The Court of First Instance has ruled that it does not have jurisdiction under section 213 of the Securities and Futures Ordinance (Cap. 571) ("SFO") to make a declaration that Tiger Asia Management LLC ("Tiger Asia") engaged in insider trading contrary to section 291(5) of the SFO. The effect of the ruling is that the Securities and Futures Commission ("SFC") cannot seek final orders under section 213 of the SFO, including to impose a trading ban on Tiger Asia or to freeze its assets, without a prior determination by the Market Misconduct Tribunal ("MMT") or the criminal courts. The SFC has indicated that it intends to appeal the decision and therefore, the Court's jurisdiction under section 213 of the SFO may be clarified by the Court of Appeal.

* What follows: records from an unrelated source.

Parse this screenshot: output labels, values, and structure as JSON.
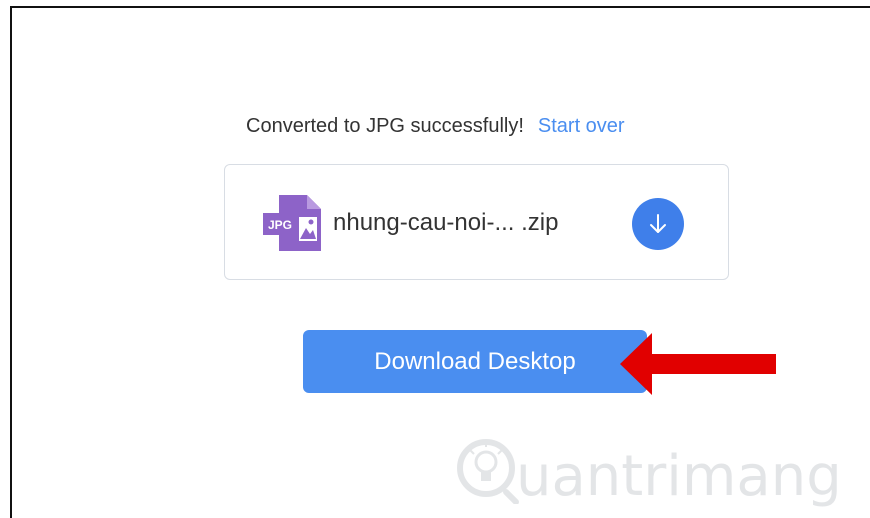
{
  "status": {
    "message": "Converted to JPG successfully!",
    "start_over": "Start over"
  },
  "file": {
    "icon_label": "JPG",
    "name": "nhung-cau-noi-... .zip",
    "icon": "download-arrow-icon"
  },
  "desktop_button": {
    "label": "Download Desktop"
  },
  "watermark": {
    "text": "uantrimang"
  },
  "colors": {
    "accent": "#4a8ef0",
    "jpg_icon": "#8d63c8",
    "arrow": "#e10000"
  }
}
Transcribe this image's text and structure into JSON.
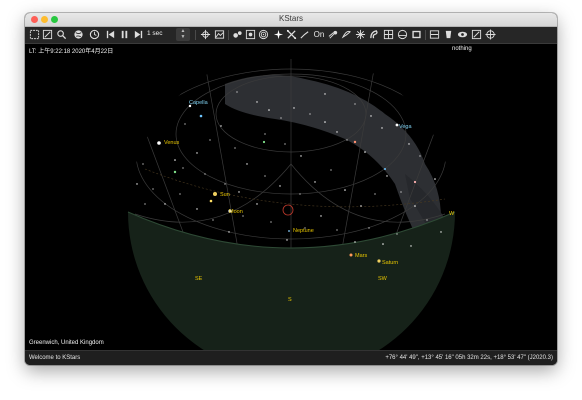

In Securities and Futures Commission v Tiger Asia Management LLC (unrep., HCMP 1502 of 2009, 21 June 2011), the SFC alleged that New York-based hedge fund, Tiger Asia and three of its officers, contravened Hong Kong's insider dealing laws. In particular, the Commission alleged that Tiger Asia short sold shares in China Construction Bank and Bank of China whilst in possession of confidential and price sensitive information in relation to the placements of shares in the two Hong Kong-listed banks.
The SFC sought final orders including to freeze Tiger Asia's assets and to ban the fund from trading in Hong Kong-listed securities under section 213 of Part X of the SFO. Relief under the section is available "[w]here a person has contravened any of the relevant provisions…" or "[w]here it appears… to the Commission that any of the matters [including where a person has contravened any of the relevant provisions] has occurred, is occurring or may occur…" (sections 213(1)(a)(i)(A) and 213(1)(b) of the SFO). The SFC therefore sought a determination by the Court under section 213 of the SFO on whether or not the Defendants had contravened the insider trading provision, namely, section 291(5) of the SFO. The Defendants contended that the Court of First Instance did not have jurisdiction under section 213 of the SFO to so determine. Rather, the matter has to be determined either by the MMT under Part XIII of the SFO or by a court of competent criminal jurisdiction under Part XIV of the SFO.
Following a two-day hearing, Harris J concluded that the Court did not have jurisdiction under section 213 of the SFO to determine whether the Defendants contravened section 291(5) of the SFO. Harris J considered, inter alia, that there was no evidence that the purpose of Part X of the SFO was to introduce a third procedure, in addition to an inquiry by the MMT or criminal prosecution, to allow the SFC to seek a determination from the Court as to whether there had been a contravention of Part XIII or XIV. Parts XIII and XIV are to be determined exclusively in accordance with those two parts of the SFO within which certain safeguards are in place, such as the protection to the defendant against criminal prosecution where he or she is subject to MMT proceedings. Although the Court is not strictly prevented from making a declaration of criminality, it is unlikely that section 213 was intended to give the SFC the unfettered choice of seeking such declarations from the Court when to do so “would result in de facto declarations of contravention of the Ordinance”.
The SFC has indicated that it will appeal the decision of Harris J. The decision and any subsequent appeal are important as they impact on the scope of the SFC's statutory powers under section 213 of the SFO. We await the developments with interest and will issue updates when further information becomes available.